THE PROBLEM:
Search the listing for the string "disquete" and copy every line that contains it.

RECORDS FOR THIS EXERCISE:
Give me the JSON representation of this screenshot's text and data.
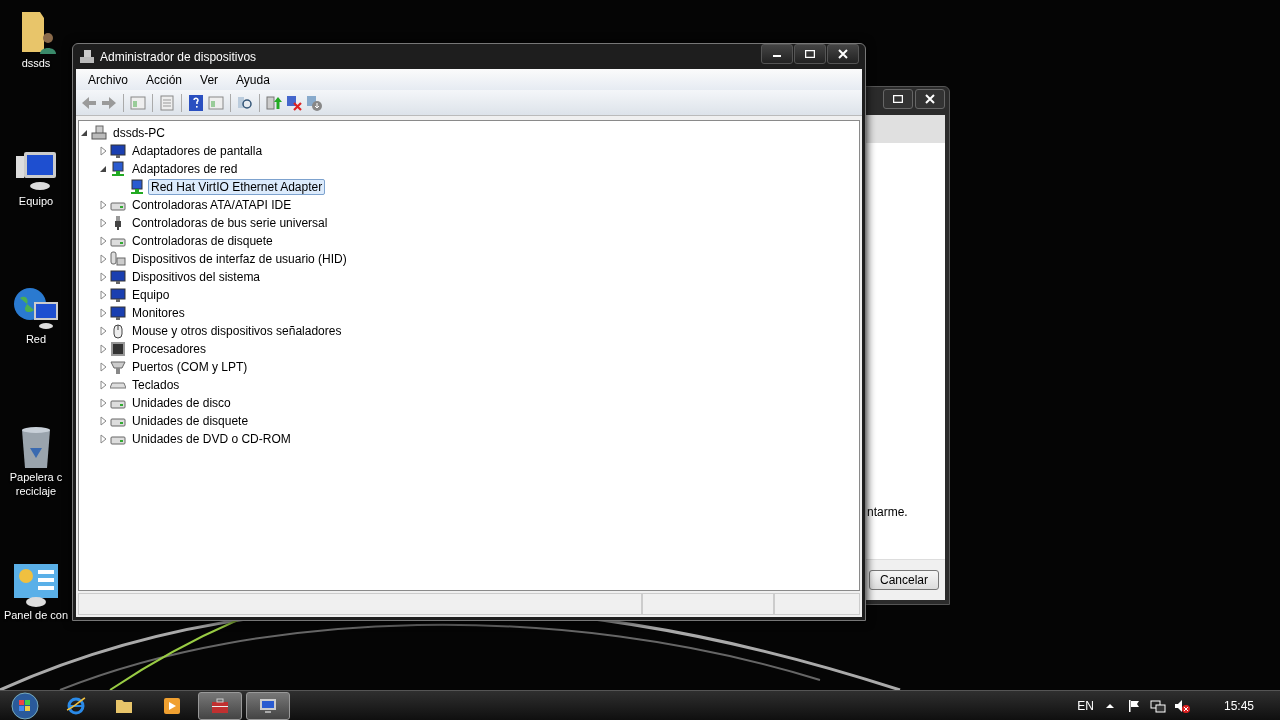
{
  "desktop_icons": [
    {
      "kind": "user-folder",
      "lines": [
        "dssds"
      ]
    },
    {
      "kind": "computer",
      "lines": [
        "Equipo"
      ]
    },
    {
      "kind": "network",
      "lines": [
        "Red"
      ]
    },
    {
      "kind": "recycle-bin",
      "lines": [
        "Papelera c",
        "reciclaje"
      ]
    },
    {
      "kind": "control-panel",
      "lines": [
        "Panel de con"
      ]
    }
  ],
  "dialog_behind": {
    "text": "ntarme.",
    "button": "Cancelar"
  },
  "window": {
    "title": "Administrador de dispositivos",
    "menu": [
      "Archivo",
      "Acción",
      "Ver",
      "Ayuda"
    ],
    "tree": [
      {
        "label": "dssds-PC",
        "kind": "computer",
        "expanded": true,
        "selected": false,
        "children": [
          {
            "label": "Adaptadores de pantalla",
            "kind": "display",
            "expanded": false,
            "selected": false
          },
          {
            "label": "Adaptadores de red",
            "kind": "network",
            "expanded": true,
            "selected": false,
            "children": [
              {
                "label": "Red Hat VirtIO Ethernet Adapter",
                "kind": "network",
                "selected": true
              }
            ]
          },
          {
            "label": "Controladoras ATA/ATAPI IDE",
            "kind": "drive",
            "expanded": false,
            "selected": false
          },
          {
            "label": "Controladoras de bus serie universal",
            "kind": "usb",
            "expanded": false,
            "selected": false
          },
          {
            "label": "Controladoras de disquete",
            "kind": "drive",
            "expanded": false,
            "selected": false
          },
          {
            "label": "Dispositivos de interfaz de usuario (HID)",
            "kind": "hid",
            "expanded": false,
            "selected": false
          },
          {
            "label": "Dispositivos del sistema",
            "kind": "display",
            "expanded": false,
            "selected": false
          },
          {
            "label": "Equipo",
            "kind": "display",
            "expanded": false,
            "selected": false
          },
          {
            "label": "Monitores",
            "kind": "display",
            "expanded": false,
            "selected": false
          },
          {
            "label": "Mouse y otros dispositivos señaladores",
            "kind": "mouse",
            "expanded": false,
            "selected": false
          },
          {
            "label": "Procesadores",
            "kind": "cpu",
            "expanded": false,
            "selected": false
          },
          {
            "label": "Puertos (COM y LPT)",
            "kind": "port",
            "expanded": false,
            "selected": false
          },
          {
            "label": "Teclados",
            "kind": "keyboard",
            "expanded": false,
            "selected": false
          },
          {
            "label": "Unidades de disco",
            "kind": "drive",
            "expanded": false,
            "selected": false
          },
          {
            "label": "Unidades de disquete",
            "kind": "drive",
            "expanded": false,
            "selected": false
          },
          {
            "label": "Unidades de DVD o CD-ROM",
            "kind": "drive",
            "expanded": false,
            "selected": false
          }
        ]
      }
    ]
  },
  "taskbar": {
    "buttons": [
      {
        "kind": "browser",
        "active": false
      },
      {
        "kind": "folder",
        "active": false
      },
      {
        "kind": "media",
        "active": false
      },
      {
        "kind": "toolbox",
        "active": true
      },
      {
        "kind": "monitor",
        "active": true
      }
    ],
    "language": "EN",
    "clock": "15:45"
  }
}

WORKED SOLUTION:
            "label": "Controladoras de disquete",
            "label": "Unidades de disquete",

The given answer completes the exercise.